# [What to work on]
A precise copy of the data is required, with every picture left out.

Data listing Start Marker

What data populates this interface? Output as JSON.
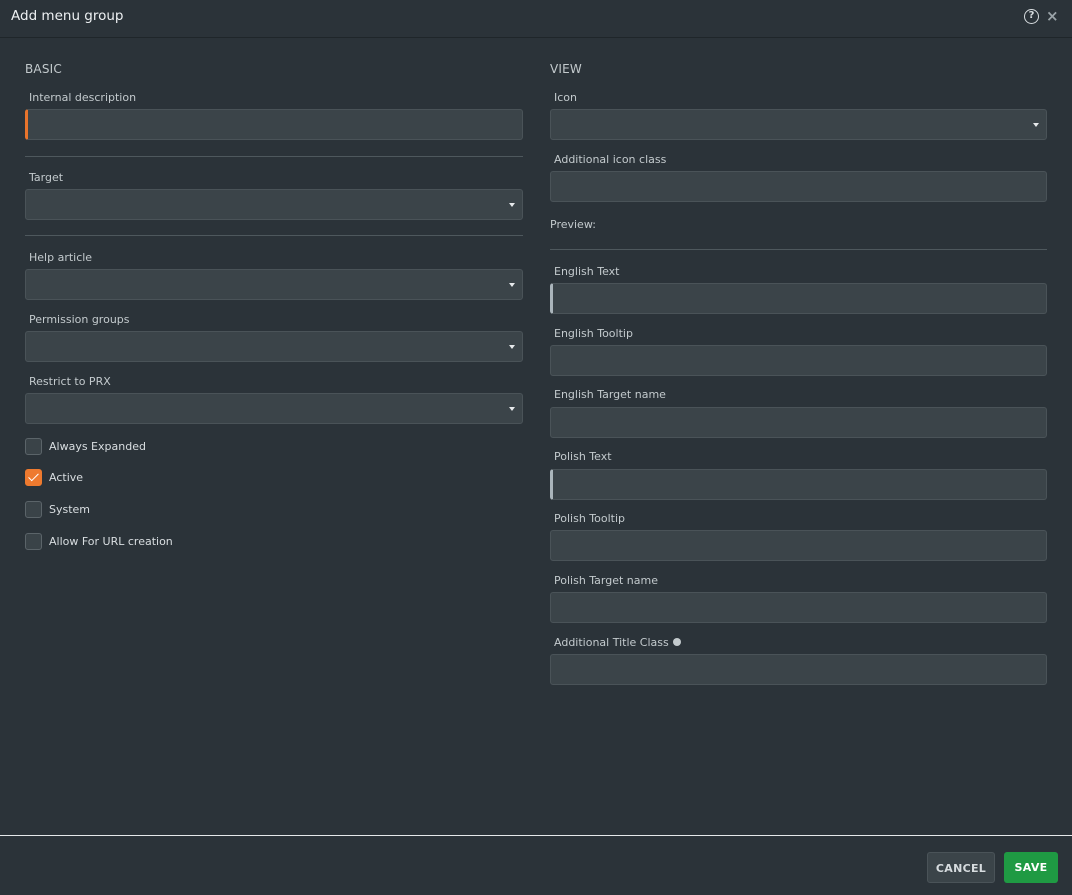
{
  "header": {
    "title": "Add menu group",
    "help_icon": "question-circle-icon",
    "close_icon": "close-icon",
    "help_glyph": "?",
    "close_glyph": "×"
  },
  "basic": {
    "title": "BASIC",
    "internal_description": {
      "label": "Internal description",
      "value": ""
    },
    "target": {
      "label": "Target",
      "value": ""
    },
    "help_article": {
      "label": "Help article",
      "value": ""
    },
    "permission_groups": {
      "label": "Permission groups",
      "value": ""
    },
    "restrict_to_prx": {
      "label": "Restrict to PRX",
      "value": ""
    },
    "checkboxes": [
      {
        "label": "Always Expanded",
        "checked": false
      },
      {
        "label": "Active",
        "checked": true
      },
      {
        "label": "System",
        "checked": false
      },
      {
        "label": "Allow For URL creation",
        "checked": false
      }
    ]
  },
  "view": {
    "title": "VIEW",
    "icon": {
      "label": "Icon",
      "value": ""
    },
    "additional_icon_class": {
      "label": "Additional icon class",
      "value": ""
    },
    "preview_label": "Preview:",
    "english_text": {
      "label": "English Text",
      "value": ""
    },
    "english_tooltip": {
      "label": "English Tooltip",
      "value": ""
    },
    "english_target_name": {
      "label": "English Target name",
      "value": ""
    },
    "polish_text": {
      "label": "Polish Text",
      "value": ""
    },
    "polish_tooltip": {
      "label": "Polish Tooltip",
      "value": ""
    },
    "polish_target_name": {
      "label": "Polish Target name",
      "value": ""
    },
    "additional_title_class": {
      "label": "Additional Title Class",
      "value": ""
    }
  },
  "footer": {
    "cancel_label": "CANCEL",
    "save_label": "SAVE"
  },
  "colors": {
    "accent": "#ee7a2f",
    "save": "#1f9a43",
    "background": "#2b3339",
    "field": "#3b4449"
  }
}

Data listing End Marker

# [Solution for this exercise]
What data populates this interface? Output as JSON.
{
  "header": {
    "title": "Add menu group",
    "help_icon": "question-circle-icon",
    "close_icon": "close-icon",
    "help_glyph": "?",
    "close_glyph": "×"
  },
  "basic": {
    "title": "BASIC",
    "internal_description": {
      "label": "Internal description",
      "value": ""
    },
    "target": {
      "label": "Target",
      "value": ""
    },
    "help_article": {
      "label": "Help article",
      "value": ""
    },
    "permission_groups": {
      "label": "Permission groups",
      "value": ""
    },
    "restrict_to_prx": {
      "label": "Restrict to PRX",
      "value": ""
    },
    "checkboxes": [
      {
        "label": "Always Expanded",
        "checked": false
      },
      {
        "label": "Active",
        "checked": true
      },
      {
        "label": "System",
        "checked": false
      },
      {
        "label": "Allow For URL creation",
        "checked": false
      }
    ]
  },
  "view": {
    "title": "VIEW",
    "icon": {
      "label": "Icon",
      "value": ""
    },
    "additional_icon_class": {
      "label": "Additional icon class",
      "value": ""
    },
    "preview_label": "Preview:",
    "english_text": {
      "label": "English Text",
      "value": ""
    },
    "english_tooltip": {
      "label": "English Tooltip",
      "value": ""
    },
    "english_target_name": {
      "label": "English Target name",
      "value": ""
    },
    "polish_text": {
      "label": "Polish Text",
      "value": ""
    },
    "polish_tooltip": {
      "label": "Polish Tooltip",
      "value": ""
    },
    "polish_target_name": {
      "label": "Polish Target name",
      "value": ""
    },
    "additional_title_class": {
      "label": "Additional Title Class",
      "value": ""
    }
  },
  "footer": {
    "cancel_label": "CANCEL",
    "save_label": "SAVE"
  },
  "colors": {
    "accent": "#ee7a2f",
    "save": "#1f9a43",
    "background": "#2b3339",
    "field": "#3b4449"
  }
}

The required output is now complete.